The second bout of the massive Hatton vs. Lazcano card on Saturday night at City of Manchester Stadium featured towering light middleweights Andrew Facey and Thomas McDonagh.
Facey was coming into the bout as the reigning English Champion and at age 36, had experienced his biggest fights over the last year and a half.
While the lean six footer had earlier in his career derailed the developments of such promising prospects Matthew Macklin, Gilbert Eastman and Matthew Tait but that phase of Facey’s CV was brutally put down by Jamie Moore in a failed British title bid in 2003.
Facey bounced back to win his next five but failed to defeat Bradley Pryce for the Commonwealth, however, was able to turn prospect killer again and put the first loss on Gary Woolcombe’s resume in January of 2007 to regain the English title first won against Macklin.
Most recently, a return bout with Moore for the British belt went far better for Facey than the first before the Sheffield man was stopped in the eleventh round.

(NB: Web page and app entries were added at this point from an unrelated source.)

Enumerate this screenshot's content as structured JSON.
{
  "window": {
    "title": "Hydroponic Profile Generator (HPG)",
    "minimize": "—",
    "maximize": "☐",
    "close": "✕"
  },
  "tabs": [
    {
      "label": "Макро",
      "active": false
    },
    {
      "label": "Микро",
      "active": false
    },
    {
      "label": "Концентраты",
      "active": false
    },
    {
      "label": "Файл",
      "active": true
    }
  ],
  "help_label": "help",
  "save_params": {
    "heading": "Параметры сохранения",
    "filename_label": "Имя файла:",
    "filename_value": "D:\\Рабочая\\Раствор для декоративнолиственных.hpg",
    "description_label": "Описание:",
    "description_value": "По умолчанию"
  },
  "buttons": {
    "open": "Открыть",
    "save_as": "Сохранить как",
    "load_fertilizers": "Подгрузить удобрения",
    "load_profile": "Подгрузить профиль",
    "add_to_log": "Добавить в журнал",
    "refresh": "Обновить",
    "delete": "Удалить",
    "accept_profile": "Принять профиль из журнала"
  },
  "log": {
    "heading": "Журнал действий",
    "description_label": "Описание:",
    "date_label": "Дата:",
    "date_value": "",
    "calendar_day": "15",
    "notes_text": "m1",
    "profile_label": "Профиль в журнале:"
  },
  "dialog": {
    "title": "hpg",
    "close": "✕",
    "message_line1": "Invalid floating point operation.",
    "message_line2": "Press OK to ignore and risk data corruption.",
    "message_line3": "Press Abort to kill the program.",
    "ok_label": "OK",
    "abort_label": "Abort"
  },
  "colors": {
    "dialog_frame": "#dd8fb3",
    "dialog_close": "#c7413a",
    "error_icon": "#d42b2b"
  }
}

Although nine years younger than Facey at 27, Thomas McDonagh had also turned professional in 1999 and went 29 bouts before a loss to Wayne Alexander in 2006 by split decision for the WBU title.
During his initial undefeated run, McDonagh, also six feet tall, posted wins over Bradley Pryce, Eugenio Monteiro and Marcus Portman. After the Alexander loss, McDonagh had won his last four to come into the Facey clash with an excellent career mark.
It’s amazing that these two hadn’t met in the ring before but that all was in the past with the clanging of the first bell.
Both fighters stood off from each other at first, as likely neither was used to seeing an opponent as tall as themselves, but McDonagh broke the ice by closing the distance and leaping in with a lunging shot that cracked Facey clean.
The English Champion took the shot well but was unable to get out of the way from a series of similar efforts from McDonagh early on in the bout as the defensive technique of pulling his head straight back from the punch wasn’t working against his long-armed rival.
But Facey began to come forward with the jab and right hands of his own and while not many efforts landed, it did have the result of preventing McDonagh from staging as many of the lunging right hands.
The action the commenced to be waged on closer terms with both men landing shorter shots amid and increasing degree of clenching. Sporadically, either man would be propelled back from the huddle from taking a hard shot.
The latter rounds saw Facey step it up against the winded McDonagh but soon both fighters were very tired and hanging on to each other all the time and very little going on in the way of offense. Neither fighter possesses a great deal of punching power and no one was ever seriously threatened by any punches landed during the bout.
The twelfth and final frame saw McDonagh stage a rally but he didn’t have the wind left to sustain anything against the always awkward Facey and the bell finally rang to end the bout.
The contest was declared a draw with Facey keeping his title and the Sheffield man showed good sportsmanship as he tried to comfort an obviously distraught McDonagh after the result was announced.
Facey moves to 19-5-2 (6) and may yet be in line for a third crack at the British crown while McDonagh goes to 31-1-3 (6).